“Over the past decade, the [CCP] Party has invested billions of dollars into overseas propaganda operations to great effect. The CCP has moved to eliminate ‘unfriendly’ Chinese language media outlets worldwide, and is close to succeeding. Nearly every Chinese media outlet in the US is either owned by, or works closely with the party—and is making inroads into English language media as well. There are more than a dozen radio stations in cities across the country where Americans hear subtle pro-Beijing propaganda on their FM radio.”
Referring to China’s counter-propaganda moves on Covid-19 pandemic, he says: “Recently, Chinese propaganda persuaded so many Americans that a US soldier had brought the coronavirus to Wuhan—as opposed to Wuhan sending the virus to the rest of the world (a complete fabrication by the CCP) that this soldier and her family needed a personal security detail to protect them from death threats. This situation occurred in Maryland.” One shudders to think what would have happened if one of hundreds of Indian scholars studying in Wuhan had been put through a similar situation.

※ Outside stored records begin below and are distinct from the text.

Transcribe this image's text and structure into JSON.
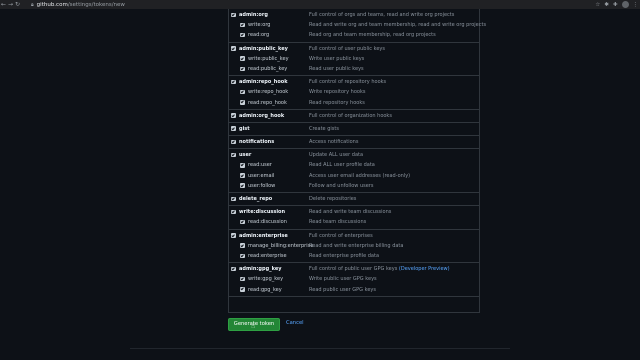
{
  "browser": {
    "url_host": "github.com",
    "url_path": "/settings/tokens/new",
    "back_icon": "arrow-left",
    "forward_icon": "arrow-right",
    "reload_icon": "reload"
  },
  "scopes": [
    {
      "name": "admin:org",
      "desc": "Full control of orgs and teams, read and write org projects",
      "children": [
        {
          "name": "write:org",
          "desc": "Read and write org and team membership, read and write org projects"
        },
        {
          "name": "read:org",
          "desc": "Read org and team membership, read org projects"
        }
      ]
    },
    {
      "name": "admin:public_key",
      "desc": "Full control of user public keys",
      "children": [
        {
          "name": "write:public_key",
          "desc": "Write user public keys"
        },
        {
          "name": "read:public_key",
          "desc": "Read user public keys"
        }
      ]
    },
    {
      "name": "admin:repo_hook",
      "desc": "Full control of repository hooks",
      "children": [
        {
          "name": "write:repo_hook",
          "desc": "Write repository hooks"
        },
        {
          "name": "read:repo_hook",
          "desc": "Read repository hooks"
        }
      ]
    },
    {
      "name": "admin:org_hook",
      "desc": "Full control of organization hooks",
      "children": []
    },
    {
      "name": "gist",
      "desc": "Create gists",
      "children": []
    },
    {
      "name": "notifications",
      "desc": "Access notifications",
      "children": []
    },
    {
      "name": "user",
      "desc": "Update ALL user data",
      "children": [
        {
          "name": "read:user",
          "desc": "Read ALL user profile data"
        },
        {
          "name": "user:email",
          "desc": "Access user email addresses (read-only)"
        },
        {
          "name": "user:follow",
          "desc": "Follow and unfollow users"
        }
      ]
    },
    {
      "name": "delete_repo",
      "desc": "Delete repositories",
      "children": []
    },
    {
      "name": "write:discussion",
      "desc": "Read and write team discussions",
      "children": [
        {
          "name": "read:discussion",
          "desc": "Read team discussions"
        }
      ]
    },
    {
      "name": "admin:enterprise",
      "desc": "Full control of enterprises",
      "children": [
        {
          "name": "manage_billing:enterprise",
          "desc": "Read and write enterprise billing data"
        },
        {
          "name": "read:enterprise",
          "desc": "Read enterprise profile data"
        }
      ]
    },
    {
      "name": "admin:gpg_key",
      "desc": "Full control of public user GPG keys",
      "link": "(Developer Preview)",
      "children": [
        {
          "name": "write:gpg_key",
          "desc": "Write public user GPG keys"
        },
        {
          "name": "read:gpg_key",
          "desc": "Read public user GPG keys"
        }
      ]
    }
  ],
  "actions": {
    "generate_label": "Generate token",
    "cancel_label": "Cancel"
  }
}
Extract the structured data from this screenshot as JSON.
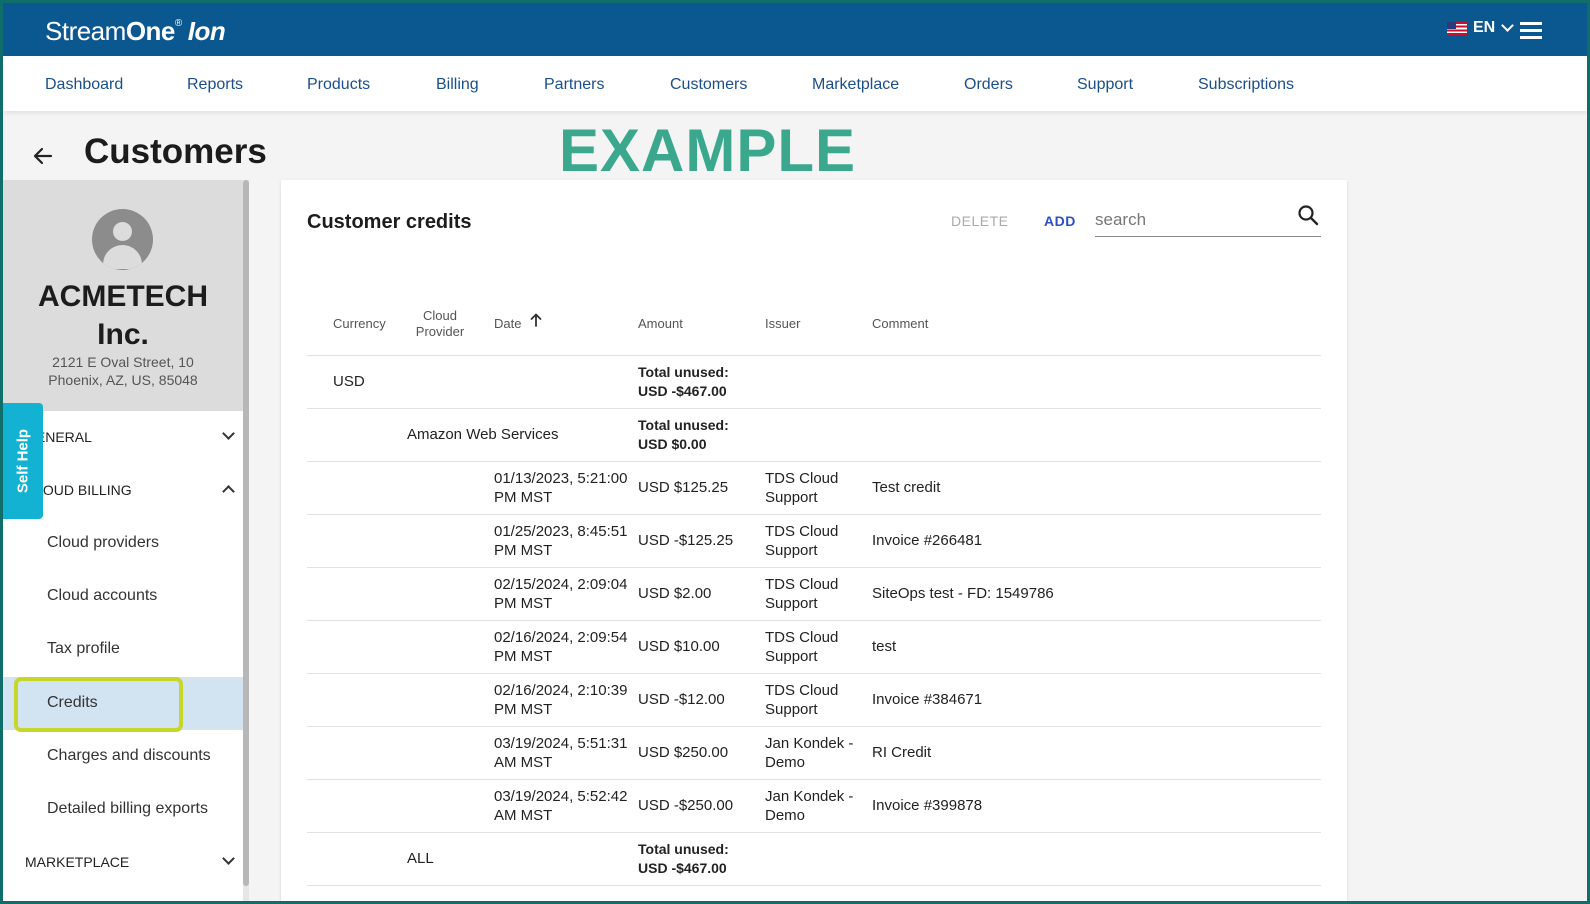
{
  "app": {
    "logo_main": "Stream",
    "logo_one": "One",
    "logo_reg": "®",
    "logo_ion": "Ion",
    "language": "EN"
  },
  "nav": [
    {
      "label": "Dashboard"
    },
    {
      "label": "Reports"
    },
    {
      "label": "Products"
    },
    {
      "label": "Billing"
    },
    {
      "label": "Partners"
    },
    {
      "label": "Customers"
    },
    {
      "label": "Marketplace"
    },
    {
      "label": "Orders"
    },
    {
      "label": "Support"
    },
    {
      "label": "Subscriptions"
    }
  ],
  "page": {
    "title": "Customers",
    "watermark": "EXAMPLE"
  },
  "customer": {
    "name_line1": "ACMETECH",
    "name_line2": "Inc.",
    "address_line1": "2121 E Oval Street, 10",
    "address_line2": "Phoenix, AZ, US, 85048"
  },
  "sidebar": {
    "self_help": "Self Help",
    "sections": {
      "general": "GENERAL",
      "cloud_billing": "CLOUD BILLING",
      "marketplace": "MARKETPLACE"
    },
    "items": [
      {
        "label": "Cloud providers"
      },
      {
        "label": "Cloud accounts"
      },
      {
        "label": "Tax profile"
      },
      {
        "label": "Credits"
      },
      {
        "label": "Charges and discounts"
      },
      {
        "label": "Detailed billing exports"
      }
    ]
  },
  "credits": {
    "title": "Customer credits",
    "delete_label": "DELETE",
    "add_label": "ADD",
    "search_placeholder": "search",
    "columns": {
      "currency": "Currency",
      "cloud_provider_1": "Cloud",
      "cloud_provider_2": "Provider",
      "date": "Date",
      "amount": "Amount",
      "issuer": "Issuer",
      "comment": "Comment"
    },
    "group_usd": {
      "currency": "USD",
      "total_1": "Total unused:",
      "total_2": "USD -$467.00"
    },
    "group_aws": {
      "provider": "Amazon Web Services",
      "total_1": "Total unused:",
      "total_2": "USD $0.00"
    },
    "rows": [
      {
        "date1": "01/13/2023, 5:21:00",
        "date2": "PM MST",
        "amount": "USD $125.25",
        "issuer1": "TDS Cloud",
        "issuer2": "Support",
        "comment": "Test credit"
      },
      {
        "date1": "01/25/2023, 8:45:51",
        "date2": "PM MST",
        "amount": "USD -$125.25",
        "issuer1": "TDS Cloud",
        "issuer2": "Support",
        "comment": "Invoice #266481"
      },
      {
        "date1": "02/15/2024, 2:09:04",
        "date2": "PM MST",
        "amount": "USD $2.00",
        "issuer1": "TDS Cloud",
        "issuer2": "Support",
        "comment": "SiteOps test - FD: 1549786"
      },
      {
        "date1": "02/16/2024, 2:09:54",
        "date2": "PM MST",
        "amount": "USD $10.00",
        "issuer1": "TDS Cloud",
        "issuer2": "Support",
        "comment": "test"
      },
      {
        "date1": "02/16/2024, 2:10:39",
        "date2": "PM MST",
        "amount": "USD -$12.00",
        "issuer1": "TDS Cloud",
        "issuer2": "Support",
        "comment": "Invoice #384671"
      },
      {
        "date1": "03/19/2024, 5:51:31",
        "date2": "AM MST",
        "amount": "USD $250.00",
        "issuer1": "Jan Kondek -",
        "issuer2": "Demo",
        "comment": "RI Credit"
      },
      {
        "date1": "03/19/2024, 5:52:42",
        "date2": "AM MST",
        "amount": "USD -$250.00",
        "issuer1": "Jan Kondek -",
        "issuer2": "Demo",
        "comment": "Invoice #399878"
      }
    ],
    "group_all": {
      "provider": "ALL",
      "total_1": "Total unused:",
      "total_2": "USD -$467.00"
    }
  }
}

The US Justice Department had been keeping a watch on the activities of China Daily, the State-owned daily, in the country. In the midst of growing concerns about the Chinese use of US media for grey propaganda, documents filed by China Daily with the Justice Department revealed that the China’s State-owned newspaper had paid $19 million to American media in the last four years.
The list included prestigious newspapers and journals—The Wall Street Journal ($6 million), The Washington Post ($4.5 million), Foreign Policy Journal ($240,000), The New York Times ($50,000) and CQ-Roll Call ($76,000). China Daily spent $11 million in advertising in prominent US newspapers in addition to paying $7.6 million to six prominent dailies, including the Chicago Tribune, Los Angeles Times and The Boston Globe for printing its own paper. Los Angeles Times was reported to have received $657, 523 for printing services. In 2018, both The New York Times and The Washington Post published a sponsored news item titled, “Belt and Road align with African nations”.
In a democracy, apparently there is nothing wrong in publishing paid advertorials from any source. Media does it all the time. And this is what The Hindu, one of the highly respected newspapers in the country, did. In the thick of the India-China armed forces’ eyeball-to-eyeball confrontation, it published in its print edition on October 1 a full-page advertorial on China’s national day, lauding China’s achievements. The same privilege would not be extended to India, if it wants to publish its write-ups in Beijing. So, it is for responsible newspapers to take a call on publishing such advertorials because in a democracy, unlike in China, they are the masters of what they choose to tell the people.
Tailpiece: Nearer home, since the “golden week” holiday for National Day began, the PLA’s Tibet military region has posted several videos of high-altitude training involving the mobilisation of armoured troop carriers, tanks and personnel on its official Weibo account. In the latest video, PLA troops on a border patrol are seen sharing moon cakes, a traditional pastry, in Ngari prefecture, in the westernmost part of Tibet, in “disputed border” zones. Holding a Chinese flag, troops shout: “I am here to protect the border! To the country, and to the people, please do not worry!” In fact, it is a counter narrative of the Chinese propaganda to a video from China that surfaced some time back. It showed newly-trained young PLA soldiers crying on being sent to the Indian border region in Tibet, which was gleefully splashed across Indian media.